Problem statement: Apart from the pictures, every line below needs to be reproduced verbatim.
☆ ☆ ☆ ☆ ☆ ☆ ☆
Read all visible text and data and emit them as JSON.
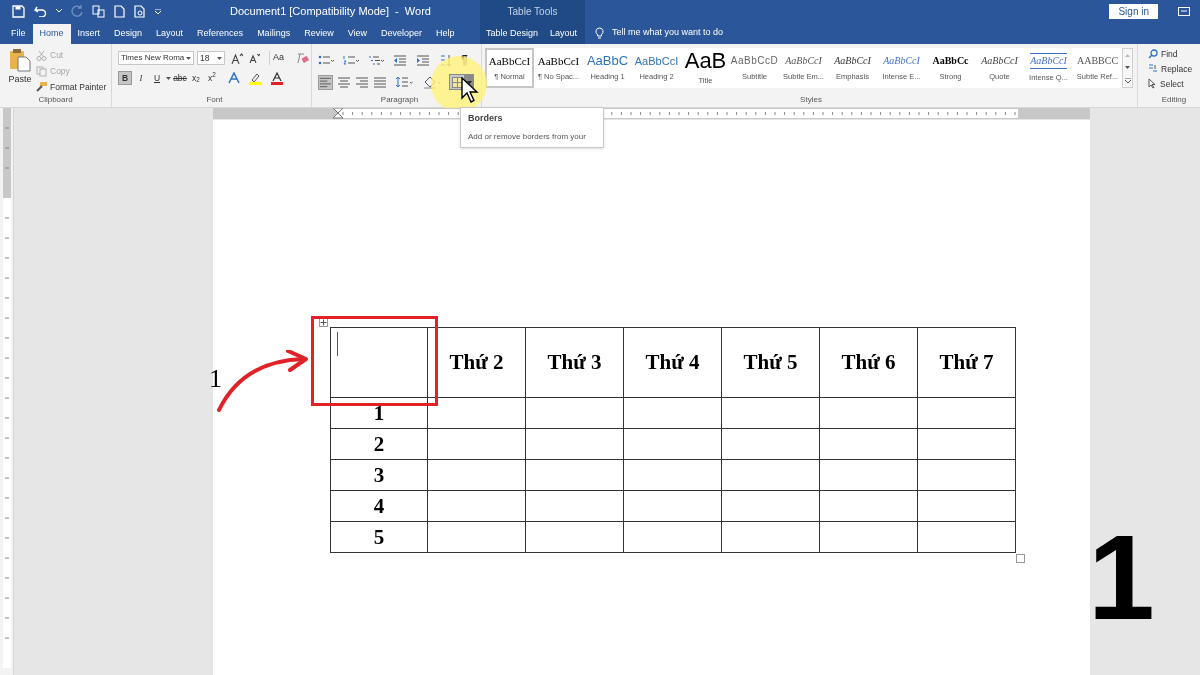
{
  "window": {
    "title": "Document1 [Compatibility Mode]  -  Word",
    "contextual_label": "Table Tools",
    "sign_in": "Sign in"
  },
  "tabs": [
    {
      "label": "File",
      "selected": false
    },
    {
      "label": "Home",
      "selected": true
    },
    {
      "label": "Insert",
      "selected": false
    },
    {
      "label": "Design",
      "selected": false
    },
    {
      "label": "Layout",
      "selected": false
    },
    {
      "label": "References",
      "selected": false
    },
    {
      "label": "Mailings",
      "selected": false
    },
    {
      "label": "Review",
      "selected": false
    },
    {
      "label": "View",
      "selected": false
    },
    {
      "label": "Developer",
      "selected": false
    },
    {
      "label": "Help",
      "selected": false
    }
  ],
  "contextual_tabs": [
    {
      "label": "Table Design",
      "selected": false
    },
    {
      "label": "Layout",
      "selected": false
    }
  ],
  "tell_me": "Tell me what you want to do",
  "clipboard": {
    "label": "Clipboard",
    "paste": "Paste",
    "items": [
      {
        "label": "Cut",
        "disabled": true
      },
      {
        "label": "Copy",
        "disabled": true
      },
      {
        "label": "Format Painter",
        "disabled": false
      }
    ]
  },
  "font": {
    "label": "Font",
    "name": "Times New Roma",
    "size": "18",
    "case_button": "Aa",
    "format_buttons": [
      {
        "label": "B",
        "selected": true
      },
      {
        "label": "I",
        "selected": false
      },
      {
        "label": "U",
        "selected": false
      },
      {
        "label": "abc",
        "selected": false
      },
      {
        "label": "x$_{2}$",
        "selected": false
      },
      {
        "label": "x$^{2}$",
        "selected": false
      }
    ]
  },
  "paragraph": {
    "label": "Paragraph",
    "pilcrow": "¶",
    "alignment": [
      {
        "selected": true
      },
      {
        "selected": false
      },
      {
        "selected": false
      },
      {
        "selected": false
      }
    ],
    "borders_selected": true
  },
  "styles": {
    "label": "Styles",
    "items": [
      {
        "preview": "AaBbCcI",
        "name": "¶ Normal",
        "selected": true
      },
      {
        "preview": "AaBbCcI",
        "name": "¶ No Spac...",
        "selected": false
      },
      {
        "preview": "AaBbC",
        "name": "Heading 1",
        "selected": false
      },
      {
        "preview": "AaBbCcI",
        "name": "Heading 2",
        "selected": false
      },
      {
        "preview": "AaB",
        "name": "Title",
        "selected": false
      },
      {
        "preview": "AaBbCcD",
        "name": "Subtitle",
        "selected": false
      },
      {
        "preview": "AaBbCcI",
        "name": "Subtle Em...",
        "selected": false
      },
      {
        "preview": "AaBbCcI",
        "name": "Emphasis",
        "selected": false
      },
      {
        "preview": "AaBbCcI",
        "name": "Intense E...",
        "selected": false
      },
      {
        "preview": "AaBbCc",
        "name": "Strong",
        "selected": false
      },
      {
        "preview": "AaBbCcI",
        "name": "Quote",
        "selected": false
      },
      {
        "preview": "AaBbCcI",
        "name": "Intense Q...",
        "selected": false
      },
      {
        "preview": "AABBCC",
        "name": "Subtle Ref...",
        "selected": false
      }
    ]
  },
  "editing": {
    "label": "Editing",
    "items": [
      "Find",
      "Replace",
      "Select"
    ]
  },
  "tooltip": {
    "title": "Borders",
    "text": "Add or remove borders from your"
  },
  "table": {
    "columns": [
      "",
      "Thứ 2",
      "Thứ 3",
      "Thứ 4",
      "Thứ 5",
      "Thứ 6",
      "Thứ 7"
    ],
    "rows": [
      [
        "1",
        "",
        "",
        "",
        "",
        "",
        ""
      ],
      [
        "2",
        "",
        "",
        "",
        "",
        "",
        ""
      ],
      [
        "3",
        "",
        "",
        "",
        "",
        "",
        ""
      ],
      [
        "4",
        "",
        "",
        "",
        "",
        "",
        ""
      ],
      [
        "5",
        "",
        "",
        "",
        "",
        "",
        ""
      ]
    ]
  },
  "annotations": {
    "step_label": "1",
    "corner_number": "1"
  }
}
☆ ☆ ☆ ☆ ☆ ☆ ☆
The answer:
Read all visible text and data and emit them as JSON.
{
  "window": {
    "title": "Document1 [Compatibility Mode]  -  Word",
    "contextual_label": "Table Tools",
    "sign_in": "Sign in"
  },
  "tabs": [
    {
      "label": "File",
      "selected": false
    },
    {
      "label": "Home",
      "selected": true
    },
    {
      "label": "Insert",
      "selected": false
    },
    {
      "label": "Design",
      "selected": false
    },
    {
      "label": "Layout",
      "selected": false
    },
    {
      "label": "References",
      "selected": false
    },
    {
      "label": "Mailings",
      "selected": false
    },
    {
      "label": "Review",
      "selected": false
    },
    {
      "label": "View",
      "selected": false
    },
    {
      "label": "Developer",
      "selected": false
    },
    {
      "label": "Help",
      "selected": false
    }
  ],
  "contextual_tabs": [
    {
      "label": "Table Design",
      "selected": false
    },
    {
      "label": "Layout",
      "selected": false
    }
  ],
  "tell_me": "Tell me what you want to do",
  "clipboard": {
    "label": "Clipboard",
    "paste": "Paste",
    "items": [
      {
        "label": "Cut",
        "disabled": true
      },
      {
        "label": "Copy",
        "disabled": true
      },
      {
        "label": "Format Painter",
        "disabled": false
      }
    ]
  },
  "font": {
    "label": "Font",
    "name": "Times New Roma",
    "size": "18",
    "case_button": "Aa",
    "format_buttons": [
      {
        "label": "B",
        "selected": true
      },
      {
        "label": "I",
        "selected": false
      },
      {
        "label": "U",
        "selected": false
      },
      {
        "label": "abc",
        "selected": false
      },
      {
        "label": "x$_{2}$",
        "selected": false
      },
      {
        "label": "x$^{2}$",
        "selected": false
      }
    ]
  },
  "paragraph": {
    "label": "Paragraph",
    "pilcrow": "¶",
    "alignment": [
      {
        "selected": true
      },
      {
        "selected": false
      },
      {
        "selected": false
      },
      {
        "selected": false
      }
    ],
    "borders_selected": true
  },
  "styles": {
    "label": "Styles",
    "items": [
      {
        "preview": "AaBbCcI",
        "name": "¶ Normal",
        "selected": true
      },
      {
        "preview": "AaBbCcI",
        "name": "¶ No Spac...",
        "selected": false
      },
      {
        "preview": "AaBbC",
        "name": "Heading 1",
        "selected": false
      },
      {
        "preview": "AaBbCcI",
        "name": "Heading 2",
        "selected": false
      },
      {
        "preview": "AaB",
        "name": "Title",
        "selected": false
      },
      {
        "preview": "AaBbCcD",
        "name": "Subtitle",
        "selected": false
      },
      {
        "preview": "AaBbCcI",
        "name": "Subtle Em...",
        "selected": false
      },
      {
        "preview": "AaBbCcI",
        "name": "Emphasis",
        "selected": false
      },
      {
        "preview": "AaBbCcI",
        "name": "Intense E...",
        "selected": false
      },
      {
        "preview": "AaBbCc",
        "name": "Strong",
        "selected": false
      },
      {
        "preview": "AaBbCcI",
        "name": "Quote",
        "selected": false
      },
      {
        "preview": "AaBbCcI",
        "name": "Intense Q...",
        "selected": false
      },
      {
        "preview": "AABBCC",
        "name": "Subtle Ref...",
        "selected": false
      }
    ]
  },
  "editing": {
    "label": "Editing",
    "items": [
      "Find",
      "Replace",
      "Select"
    ]
  },
  "tooltip": {
    "title": "Borders",
    "text": "Add or remove borders from your"
  },
  "table": {
    "columns": [
      "",
      "Thứ 2",
      "Thứ 3",
      "Thứ 4",
      "Thứ 5",
      "Thứ 6",
      "Thứ 7"
    ],
    "rows": [
      [
        "1",
        "",
        "",
        "",
        "",
        "",
        ""
      ],
      [
        "2",
        "",
        "",
        "",
        "",
        "",
        ""
      ],
      [
        "3",
        "",
        "",
        "",
        "",
        "",
        ""
      ],
      [
        "4",
        "",
        "",
        "",
        "",
        "",
        ""
      ],
      [
        "5",
        "",
        "",
        "",
        "",
        "",
        ""
      ]
    ]
  },
  "annotations": {
    "step_label": "1",
    "corner_number": "1"
  }
}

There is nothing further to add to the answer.